- If you have a partner who will also be sharing the same bed, the best setup is usually your partner, toddler, you, and baby on the outside next to you with a sturdy bed rail. You can also alter this setup slightly so that both children are on the outside and both parents or caregivers are on the inside, but be sure to use a second sturdy bed rail if your toddler will also be sleeping on the outside.
- You can also utilize a separate co sleep cot for your infant to make this work until your baby is a little bit older. The setup would be the same, but your baby would be in the co sleeping cot instead of in the bed with everyone else.
- Talk to your toddler and make sure he or she knows not to move around and get too close to the baby during the night.
- Consider using the method of pushing two mattresses together to make this setup work a little bit better for everyone involved.
What are some safety tips for co-sleeping with a baby and a toddler?
Many of the best co-sleeping safety tips work no matter how many children you have in the bed with you. However, there are also a few that are specific to the situation of co-sleeping with a toddler and a baby together in the same bed.
In this section, we’ll explain the safest options for co-sleeping and how you can ensure that there’s no risk to your children. Remember to change your sleeping arrangements immediately if you feel that there’s any cause for concern for the safety of your little ones.
- Be sure everyone involved agrees on the sleeping arrangements. If your toddler or your partner are not okay with the baby being involved with the co-sleeping setup, it may be time to figure something else out.
If your partner is on board but your toddler isn’t, you may be able to talk to your child about this and convince him or her to give it a try.
- Check for any places in or around your bed where your baby could become trapped or could suffocate. Even your toddler should be safe and secure in your bed without the risk of getting hurt between the headboard and mattress, footboard and mattress, or other areas of your bed.
- Use only a single light cover and never use heavy blankets. This could cause your baby to be unable to breathe well during the night and may also overheat your toddler.
- Do not use too many pillows. Pillows can potentially suffocate your baby or even your toddler in the wrong circumstance.
- Do not let your toddler sleep next to your infant. Your toddler is unable to control his or her sleep habits and therefore may cause harm to your infant accidentally.
- Consider filming your sleep for a few nights to see if anything unsafe is going on. You might be surprised to find out how close you or your partner may come to rolling over onto one or both children during the night. Your toddler may even be moving closer to the baby during the night without you realizing it!

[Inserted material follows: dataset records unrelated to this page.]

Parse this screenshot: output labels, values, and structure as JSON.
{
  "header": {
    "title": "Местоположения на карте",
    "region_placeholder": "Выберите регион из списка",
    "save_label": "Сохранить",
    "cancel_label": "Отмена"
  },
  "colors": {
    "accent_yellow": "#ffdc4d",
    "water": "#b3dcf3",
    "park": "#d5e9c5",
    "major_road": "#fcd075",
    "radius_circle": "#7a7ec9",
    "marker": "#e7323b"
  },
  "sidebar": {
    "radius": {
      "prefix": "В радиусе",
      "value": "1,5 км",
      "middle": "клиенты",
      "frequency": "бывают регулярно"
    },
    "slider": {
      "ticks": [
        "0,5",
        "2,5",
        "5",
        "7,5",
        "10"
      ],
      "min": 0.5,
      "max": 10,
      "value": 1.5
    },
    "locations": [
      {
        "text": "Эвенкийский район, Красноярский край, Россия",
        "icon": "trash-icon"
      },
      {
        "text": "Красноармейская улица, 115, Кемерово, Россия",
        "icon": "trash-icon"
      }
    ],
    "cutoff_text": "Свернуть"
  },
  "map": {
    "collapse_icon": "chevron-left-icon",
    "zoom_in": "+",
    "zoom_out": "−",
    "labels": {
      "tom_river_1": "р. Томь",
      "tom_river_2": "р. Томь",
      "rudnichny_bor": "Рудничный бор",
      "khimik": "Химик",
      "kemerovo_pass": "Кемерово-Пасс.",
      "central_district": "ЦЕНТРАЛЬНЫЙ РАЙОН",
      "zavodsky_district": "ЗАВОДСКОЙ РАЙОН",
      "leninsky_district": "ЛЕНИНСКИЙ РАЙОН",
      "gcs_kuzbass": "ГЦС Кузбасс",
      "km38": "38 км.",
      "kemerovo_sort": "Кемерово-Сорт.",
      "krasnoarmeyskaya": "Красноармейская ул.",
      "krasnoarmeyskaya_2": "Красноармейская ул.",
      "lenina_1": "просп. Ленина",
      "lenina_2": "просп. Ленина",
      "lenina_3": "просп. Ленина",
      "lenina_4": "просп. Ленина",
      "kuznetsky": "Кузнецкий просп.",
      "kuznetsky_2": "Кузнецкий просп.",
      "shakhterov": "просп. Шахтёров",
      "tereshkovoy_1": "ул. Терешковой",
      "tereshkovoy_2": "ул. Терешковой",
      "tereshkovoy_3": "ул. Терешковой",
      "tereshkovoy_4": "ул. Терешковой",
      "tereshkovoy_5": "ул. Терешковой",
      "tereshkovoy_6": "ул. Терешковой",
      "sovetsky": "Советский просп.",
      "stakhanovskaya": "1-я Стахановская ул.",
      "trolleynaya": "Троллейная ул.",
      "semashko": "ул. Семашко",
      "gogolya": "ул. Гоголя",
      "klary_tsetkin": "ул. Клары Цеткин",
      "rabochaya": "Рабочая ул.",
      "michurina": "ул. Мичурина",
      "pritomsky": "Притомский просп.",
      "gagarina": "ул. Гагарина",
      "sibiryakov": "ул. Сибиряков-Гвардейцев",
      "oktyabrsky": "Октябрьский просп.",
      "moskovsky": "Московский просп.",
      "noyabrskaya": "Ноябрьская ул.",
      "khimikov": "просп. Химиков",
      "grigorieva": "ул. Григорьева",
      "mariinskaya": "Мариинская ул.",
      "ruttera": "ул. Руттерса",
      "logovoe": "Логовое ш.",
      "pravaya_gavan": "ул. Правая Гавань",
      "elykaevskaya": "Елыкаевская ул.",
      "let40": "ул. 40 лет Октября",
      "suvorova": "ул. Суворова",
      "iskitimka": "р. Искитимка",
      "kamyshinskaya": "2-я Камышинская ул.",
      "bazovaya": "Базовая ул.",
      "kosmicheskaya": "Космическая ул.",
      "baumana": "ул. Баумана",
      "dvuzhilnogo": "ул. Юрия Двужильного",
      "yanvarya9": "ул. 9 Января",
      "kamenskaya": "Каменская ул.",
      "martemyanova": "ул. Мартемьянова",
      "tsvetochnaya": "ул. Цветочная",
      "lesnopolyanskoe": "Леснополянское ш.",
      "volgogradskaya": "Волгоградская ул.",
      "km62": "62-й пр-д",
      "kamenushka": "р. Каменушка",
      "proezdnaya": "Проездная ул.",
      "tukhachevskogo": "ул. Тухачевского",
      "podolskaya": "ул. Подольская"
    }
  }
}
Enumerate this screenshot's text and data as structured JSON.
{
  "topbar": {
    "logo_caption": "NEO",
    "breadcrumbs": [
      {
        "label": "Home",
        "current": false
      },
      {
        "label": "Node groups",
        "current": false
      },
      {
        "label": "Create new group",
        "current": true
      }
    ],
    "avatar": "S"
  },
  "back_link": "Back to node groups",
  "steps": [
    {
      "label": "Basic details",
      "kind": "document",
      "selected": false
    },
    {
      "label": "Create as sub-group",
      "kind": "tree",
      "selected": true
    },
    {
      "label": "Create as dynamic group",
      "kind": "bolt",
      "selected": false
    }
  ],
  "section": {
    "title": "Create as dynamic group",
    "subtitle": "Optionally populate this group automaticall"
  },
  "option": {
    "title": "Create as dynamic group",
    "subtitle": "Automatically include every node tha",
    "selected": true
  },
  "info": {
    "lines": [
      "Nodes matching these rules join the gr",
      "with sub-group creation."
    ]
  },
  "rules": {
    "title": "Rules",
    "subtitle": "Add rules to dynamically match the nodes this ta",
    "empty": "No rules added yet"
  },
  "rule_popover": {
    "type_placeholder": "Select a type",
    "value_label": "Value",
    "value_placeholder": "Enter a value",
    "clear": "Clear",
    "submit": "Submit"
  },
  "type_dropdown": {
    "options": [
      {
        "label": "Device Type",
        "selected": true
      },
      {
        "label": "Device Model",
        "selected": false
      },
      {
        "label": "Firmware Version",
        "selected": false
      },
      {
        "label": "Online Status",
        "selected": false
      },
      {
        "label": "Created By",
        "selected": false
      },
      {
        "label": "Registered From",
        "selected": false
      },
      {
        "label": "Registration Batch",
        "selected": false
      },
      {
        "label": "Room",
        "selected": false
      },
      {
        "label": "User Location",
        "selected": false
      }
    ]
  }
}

By now, you should have a pretty good understanding of co sleeping with toddler and newborn or older infants. You should be able to determine whether or not this is the right idea for you and your family, and it should be a little easier for you to figure out how to go about this practice safely so as to prevent any risks for your children.
However, you may still be wondering if co sleeping toddler new baby on way is really recommended. Although some specialists will argue that it should never be done and others will say it’s always a good idea, the true answer is that it’s entirely up to you and your children. You should never practice co-sleeping if you or your little ones don’t feel comfortable with it. However, by keeping the tips and information listed above in mind, you’ll be able to co-sleep as much as you like without any cause for concern.
If you’re able to make it happen, co-sleeping can be very beneficial for you and your children. It can form closer bonds between your whole family and help everyone sleep more soundly. Give it a try if you feel prepared—you’re sure to be pleased with the results!